Task directions
From the first line to the last, retype the records exactly without their images.

==== The input

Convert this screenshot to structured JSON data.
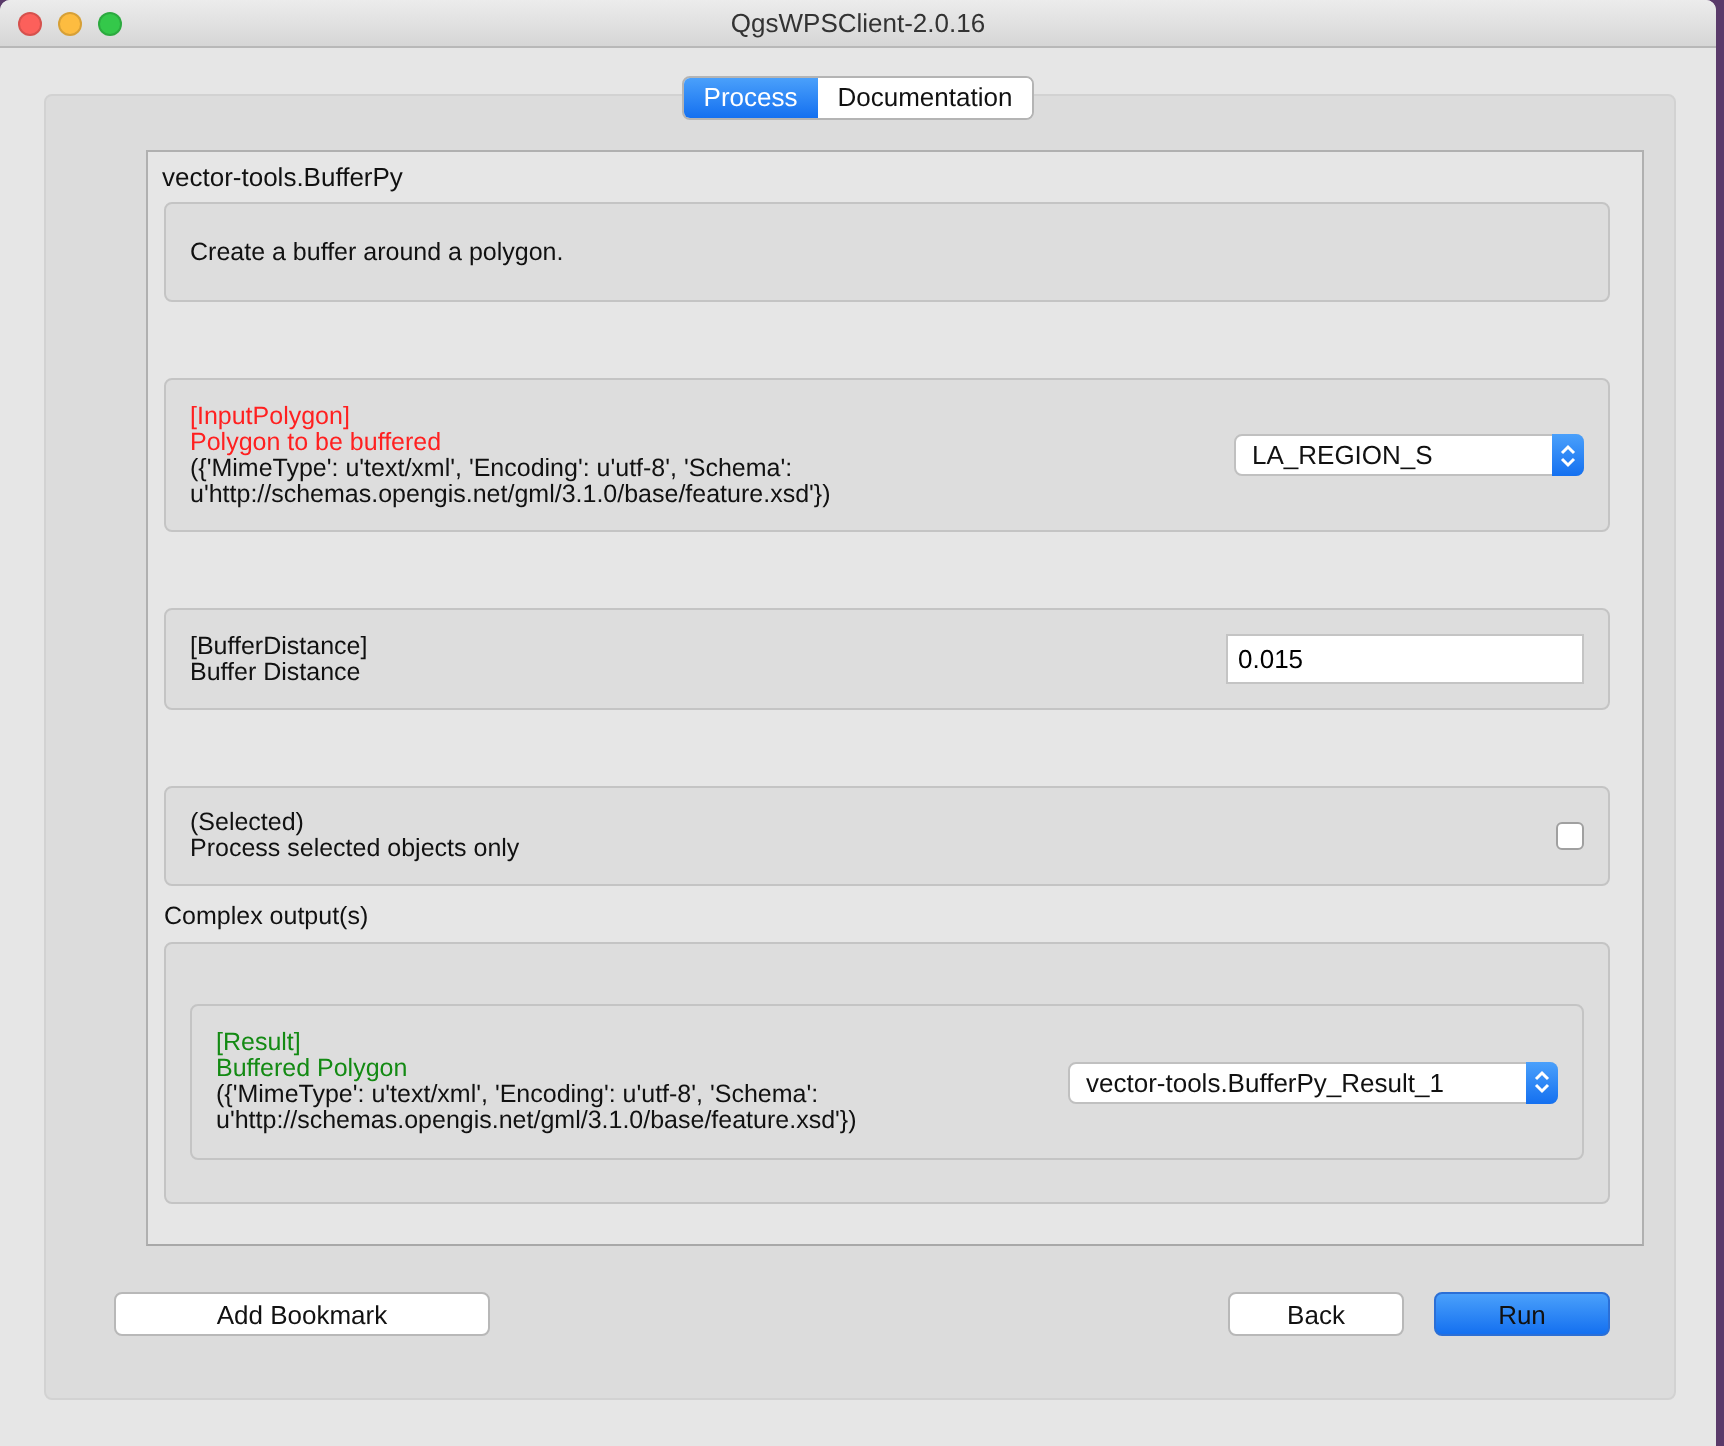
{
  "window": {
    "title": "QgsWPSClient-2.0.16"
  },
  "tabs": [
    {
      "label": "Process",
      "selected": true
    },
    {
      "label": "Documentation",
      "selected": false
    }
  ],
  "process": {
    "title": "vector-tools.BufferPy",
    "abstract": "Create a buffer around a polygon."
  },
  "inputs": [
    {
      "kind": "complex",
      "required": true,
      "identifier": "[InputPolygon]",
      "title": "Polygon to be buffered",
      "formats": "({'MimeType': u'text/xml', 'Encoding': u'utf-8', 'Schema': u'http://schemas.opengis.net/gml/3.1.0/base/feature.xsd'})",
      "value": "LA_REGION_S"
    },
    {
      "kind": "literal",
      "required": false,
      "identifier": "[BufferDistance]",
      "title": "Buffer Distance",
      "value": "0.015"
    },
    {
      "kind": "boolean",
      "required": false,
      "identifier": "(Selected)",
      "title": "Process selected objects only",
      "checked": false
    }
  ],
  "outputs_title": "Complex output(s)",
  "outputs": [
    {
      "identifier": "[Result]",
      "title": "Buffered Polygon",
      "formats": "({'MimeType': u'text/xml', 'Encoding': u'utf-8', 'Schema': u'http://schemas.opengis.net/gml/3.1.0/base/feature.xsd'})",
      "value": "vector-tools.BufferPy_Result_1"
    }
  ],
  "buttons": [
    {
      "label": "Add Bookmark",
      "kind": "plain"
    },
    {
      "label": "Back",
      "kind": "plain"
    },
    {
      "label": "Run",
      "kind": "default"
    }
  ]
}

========

Result
Convert this screenshot to structured JSON data.
{
  "window": {
    "title": "QgsWPSClient-2.0.16"
  },
  "tabs": [
    {
      "label": "Process",
      "selected": true
    },
    {
      "label": "Documentation",
      "selected": false
    }
  ],
  "process": {
    "title": "vector-tools.BufferPy",
    "abstract": "Create a buffer around a polygon."
  },
  "inputs": [
    {
      "kind": "complex",
      "required": true,
      "identifier": "[InputPolygon]",
      "title": "Polygon to be buffered",
      "formats": "({'MimeType': u'text/xml', 'Encoding': u'utf-8', 'Schema': u'http://schemas.opengis.net/gml/3.1.0/base/feature.xsd'})",
      "value": "LA_REGION_S"
    },
    {
      "kind": "literal",
      "required": false,
      "identifier": "[BufferDistance]",
      "title": "Buffer Distance",
      "value": "0.015"
    },
    {
      "kind": "boolean",
      "required": false,
      "identifier": "(Selected)",
      "title": "Process selected objects only",
      "checked": false
    }
  ],
  "outputs_title": "Complex output(s)",
  "outputs": [
    {
      "identifier": "[Result]",
      "title": "Buffered Polygon",
      "formats": "({'MimeType': u'text/xml', 'Encoding': u'utf-8', 'Schema': u'http://schemas.opengis.net/gml/3.1.0/base/feature.xsd'})",
      "value": "vector-tools.BufferPy_Result_1"
    }
  ],
  "buttons": [
    {
      "label": "Add Bookmark",
      "kind": "plain"
    },
    {
      "label": "Back",
      "kind": "plain"
    },
    {
      "label": "Run",
      "kind": "default"
    }
  ]
}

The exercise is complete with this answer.